  16. ^ Yu, Hua; 余华 (2011). China in ten words (1st ed.). New York: Pantheon Books. p. 185. ISBN 978-0-307-37935-1. OCLC 701810348.
  17. ^ "Hi-phone anyone? Fake mobiles threaten China brands". Reuters UK. 23 June 2008. Archived from the original on 24 September 2008. Retrieved 22 July 2008.
  18. ^ "Apple threatens European iPhone knockoff reseller". MacNN. Archived from the original on 19 September 2008. Retrieved 22 July 2008.
  19. ^ Hodgkins, Kelly (16 July 2014). "Wico and Goophone Beat Apple to Market with Android-Based iPhone 6 Clones". MacRumors. Archived from the original on 2 April 2015. Retrieved 9 March 2015.

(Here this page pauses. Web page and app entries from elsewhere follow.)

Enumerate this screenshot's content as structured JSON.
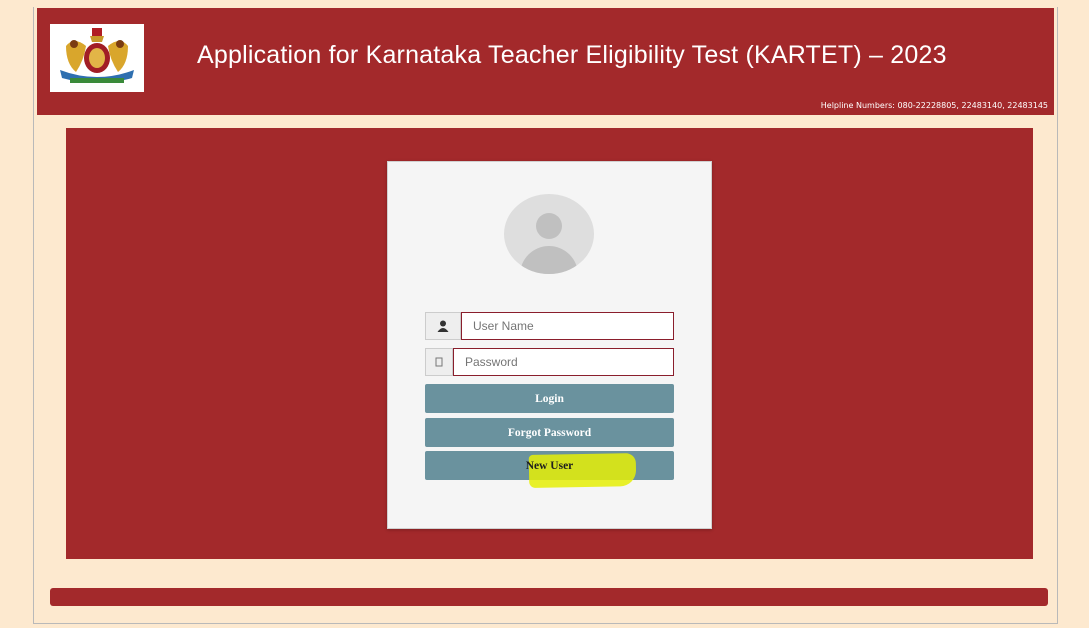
{
  "header": {
    "title": "Application for Karnataka Teacher Eligibility Test (KARTET) – 2023",
    "helpline": "Helpline Numbers: 080-22228805, 22483140, 22483145",
    "emblem_icon": "karnataka-state-emblem"
  },
  "login": {
    "avatar_icon": "user-avatar-icon",
    "username_placeholder": "User Name",
    "password_placeholder": "Password",
    "login_label": "Login",
    "forgot_label": "Forgot Password",
    "new_user_label": "New User"
  },
  "colors": {
    "header_bg": "#a3292b",
    "page_bg": "#fde9cf",
    "button_bg": "#6a929e",
    "highlight": "#e5ee06"
  }
}
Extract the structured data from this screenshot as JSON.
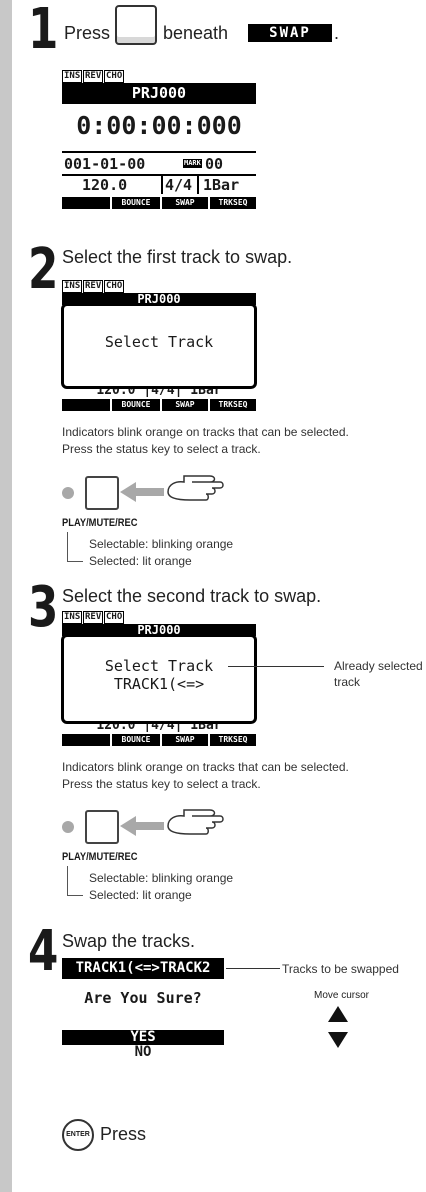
{
  "step1": {
    "number": "1",
    "press": "Press",
    "beneath": "beneath",
    "swap_badge": "SWAP",
    "lcd": {
      "flags": [
        "INS",
        "REV",
        "CHO"
      ],
      "project": "PRJ000",
      "time": "0:00:00:000",
      "position": "001-01-00",
      "mark_label": "MARK",
      "mark_value": "00",
      "tempo": "120.0",
      "signature": "4/4",
      "bars": "1Bar",
      "softkeys": [
        "",
        "BOUNCE",
        "SWAP",
        "TRKSEQ"
      ]
    }
  },
  "step2": {
    "number": "2",
    "title": "Select the first track to swap.",
    "lcd": {
      "flags": [
        "INS",
        "REV",
        "CHO"
      ],
      "project_partial": "PRJ000",
      "popup": "Select Track",
      "bottom_row": "120.0 |4/4| 1Bar",
      "softkeys": [
        "",
        "BOUNCE",
        "SWAP",
        "TRKSEQ"
      ]
    },
    "note1": "Indicators blink orange on tracks that can be selected.",
    "note2": "Press the status key to select a track.",
    "key_label": "PLAY/MUTE/REC",
    "selectable": "Selectable: blinking orange",
    "selected": "Selected: lit orange"
  },
  "step3": {
    "number": "3",
    "title": "Select the second track to swap.",
    "lcd": {
      "flags": [
        "INS",
        "REV",
        "CHO"
      ],
      "project_partial": "PRJ000",
      "popup_line1": "Select Track",
      "popup_line2": "TRACK1(<=>",
      "bottom_row": "120.0 |4/4| 1Bar",
      "softkeys": [
        "",
        "BOUNCE",
        "SWAP",
        "TRKSEQ"
      ]
    },
    "annotation": "Already selected track",
    "note1": "Indicators blink orange on tracks that can be selected.",
    "note2": "Press the status key to select a track.",
    "key_label": "PLAY/MUTE/REC",
    "selectable": "Selectable: blinking orange",
    "selected": "Selected: lit orange"
  },
  "step4": {
    "number": "4",
    "title": "Swap the tracks.",
    "track_line": "TRACK1(<=>TRACK2",
    "annotation": "Tracks to be swapped",
    "question": "Are You Sure?",
    "move_cursor": "Move cursor",
    "yes": "YES",
    "no": "NO",
    "enter_key": "ENTER",
    "press": "Press"
  },
  "colors": {
    "sidebar": "#c8c8c8",
    "led": "#a8a8a8",
    "lcd_ink": "#000000"
  }
}
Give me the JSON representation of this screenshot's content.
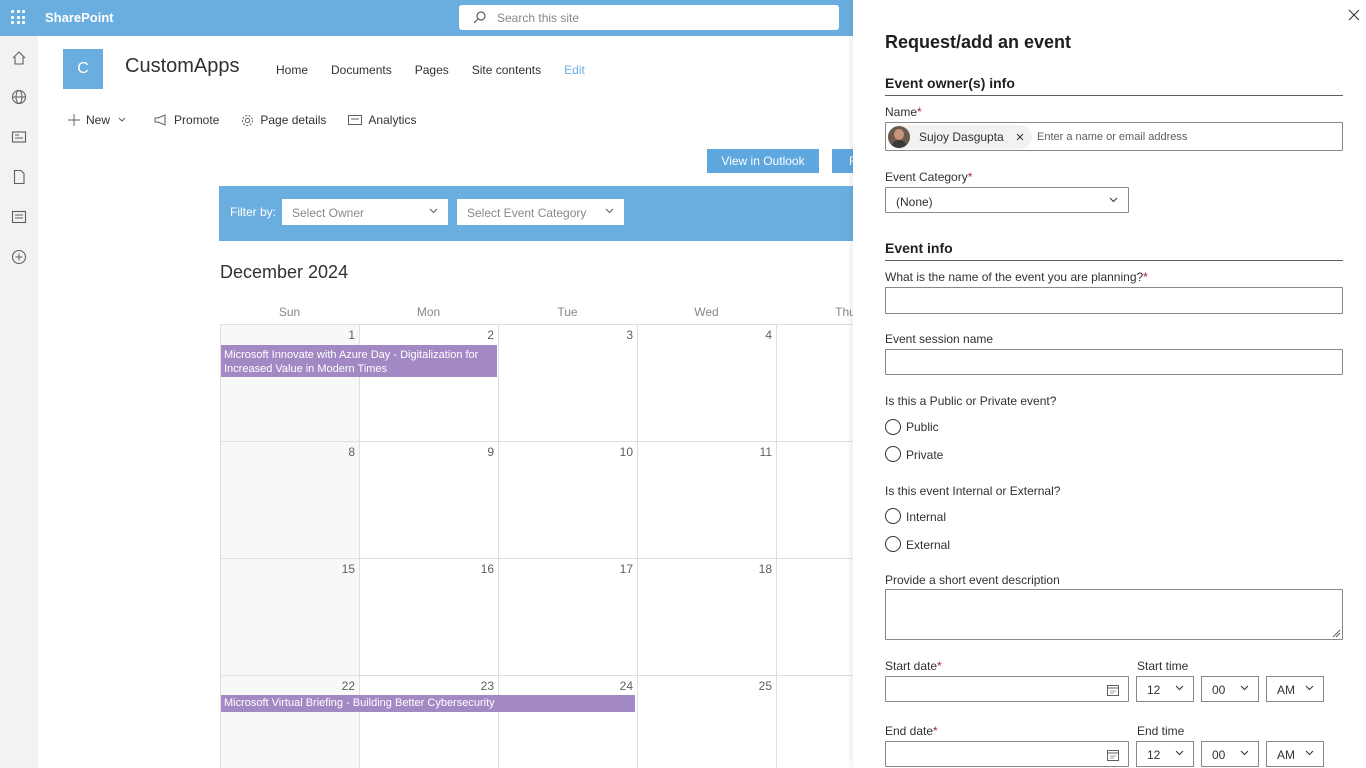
{
  "topbar": {
    "brand": "SharePoint",
    "search_placeholder": "Search this site"
  },
  "site": {
    "logo_letter": "C",
    "title": "CustomApps",
    "nav": [
      "Home",
      "Documents",
      "Pages",
      "Site contents",
      "Edit"
    ]
  },
  "commands": {
    "new": "New",
    "promote": "Promote",
    "page_details": "Page details",
    "analytics": "Analytics"
  },
  "buttons": {
    "view_outlook": "View in Outlook",
    "second": "R"
  },
  "filter": {
    "label": "Filter by:",
    "owner": "Select Owner",
    "category": "Select Event Category"
  },
  "calendar": {
    "month": "December 2024",
    "days": [
      "Sun",
      "Mon",
      "Tue",
      "Wed",
      "Thu"
    ],
    "weeks": [
      [
        "1",
        "2",
        "3",
        "4",
        ""
      ],
      [
        "8",
        "9",
        "10",
        "11",
        ""
      ],
      [
        "15",
        "16",
        "17",
        "18",
        ""
      ],
      [
        "22",
        "23",
        "24",
        "25",
        ""
      ]
    ],
    "events": [
      {
        "title": "Microsoft Innovate with Azure Day - Digitalization for Increased Value in Modern Times",
        "color": "#a389c4"
      },
      {
        "title": "Microsoft Virtual Briefing - Building Better Cybersecurity",
        "color": "#a389c4"
      }
    ]
  },
  "panel": {
    "title": "Request/add an event",
    "owner_section": "Event owner(s) info",
    "name_label": "Name",
    "person": "Sujoy Dasgupta",
    "name_placeholder": "Enter a name or email address",
    "category_label": "Event Category",
    "category_value": "(None)",
    "info_section": "Event info",
    "event_name_label": "What is the name of the event you are planning?",
    "session_label": "Event session name",
    "public_private_label": "Is this a Public or Private event?",
    "public": "Public",
    "private": "Private",
    "internal_external_label": "Is this event Internal or External?",
    "internal": "Internal",
    "external": "External",
    "description_label": "Provide a short event description",
    "start_date_label": "Start date",
    "start_time_label": "Start time",
    "end_date_label": "End date",
    "end_time_label": "End time",
    "hour": "12",
    "minute": "00",
    "ampm": "AM",
    "required_mark": "*"
  },
  "colors": {
    "accent": "#6aaee0",
    "event": "#a389c4",
    "required": "#a4262c"
  }
}
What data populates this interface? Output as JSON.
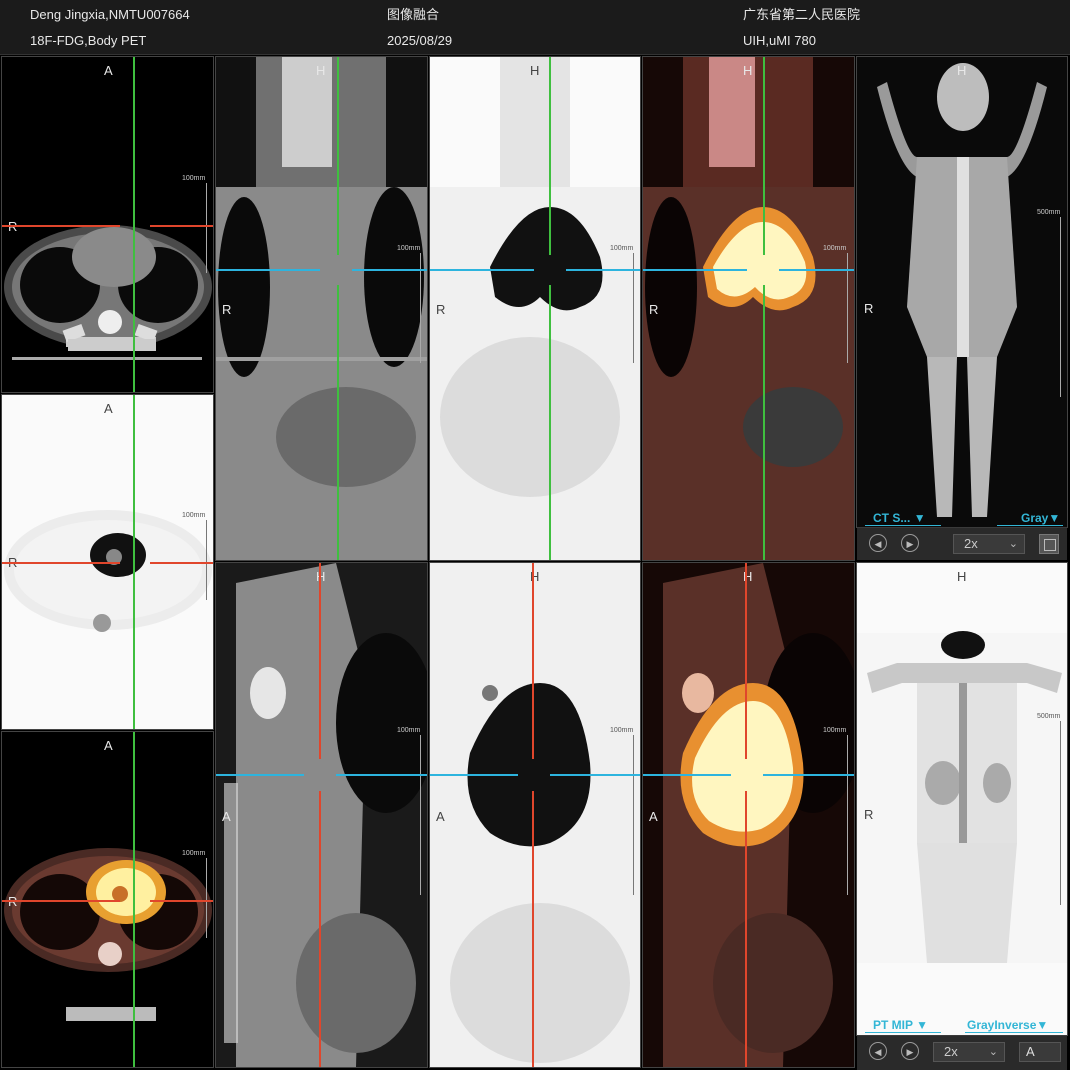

  20. ^ "公安机关严打假冒中央机构实施违法犯罪 关闭5千余"山寨"网站" [Public Security Organs Crack Down on the Impersonation of Central institutions to Commit Crimes and Shut Down More Than 5,000 "Shanzhai" Websites.]. State Council of the People's Republic of China (in Chinese). 15 Nov 2019. Retrieved 19 May 2020.
  21. ^ Xu Chi (14 January 2011). "Number's up for fake cell phones". Shanghai Daily. Archived from the original on 2 February 2013. Retrieved 19 January 2011.
  22. ^ Lee, Venus (12 Dec 2008). "Robin-hood Chinese New Year's Gala challenges CCTV". Beijing Today. Archived from the original on 18 July 2011. Retrieved 19 May 2020.
  23. ^ "Crazy Stone makes audiences laugh, Hollywood cry". www.chinadaily.com.cn. Archived from the original on 2019-11-02. Retrieved 2020-05-19.
  24. ^ "China's copycat manufacturers are now pushing the boundaries of innovation". South China Morning Post. 2015-05-20. Archived from the original on 2019-07-08. Retrieved 2020-05-19.
  25. ^ Han, Byung-Chul (2017). Shanzhai: Deconstruction in Chinese. Translated by Hurd, Philippa. MIT Press. p. 72. ISBN 9780262343589.
  26. ^ "恶意侵权!纸企山寨商标"清凤""洁风"被判赔100万" [Malicious Infringement! Paper Company's Infringement of "Qingfeng" and "Jiefeng" Trademarks Pays 1 Million in Compensation]. CCTV (in Chinese). 19 July 2019. Retrieved 19 May 2020.
  27. ^ Zakkour, Michael (2014-04-30). "Copycat China Still A Problem For Brands & China's Future: Just Ask Apple, Hyatt & Starbucks". Forbes. Retrieved 2021-10-19.

Further reading[edit]

External links[edit]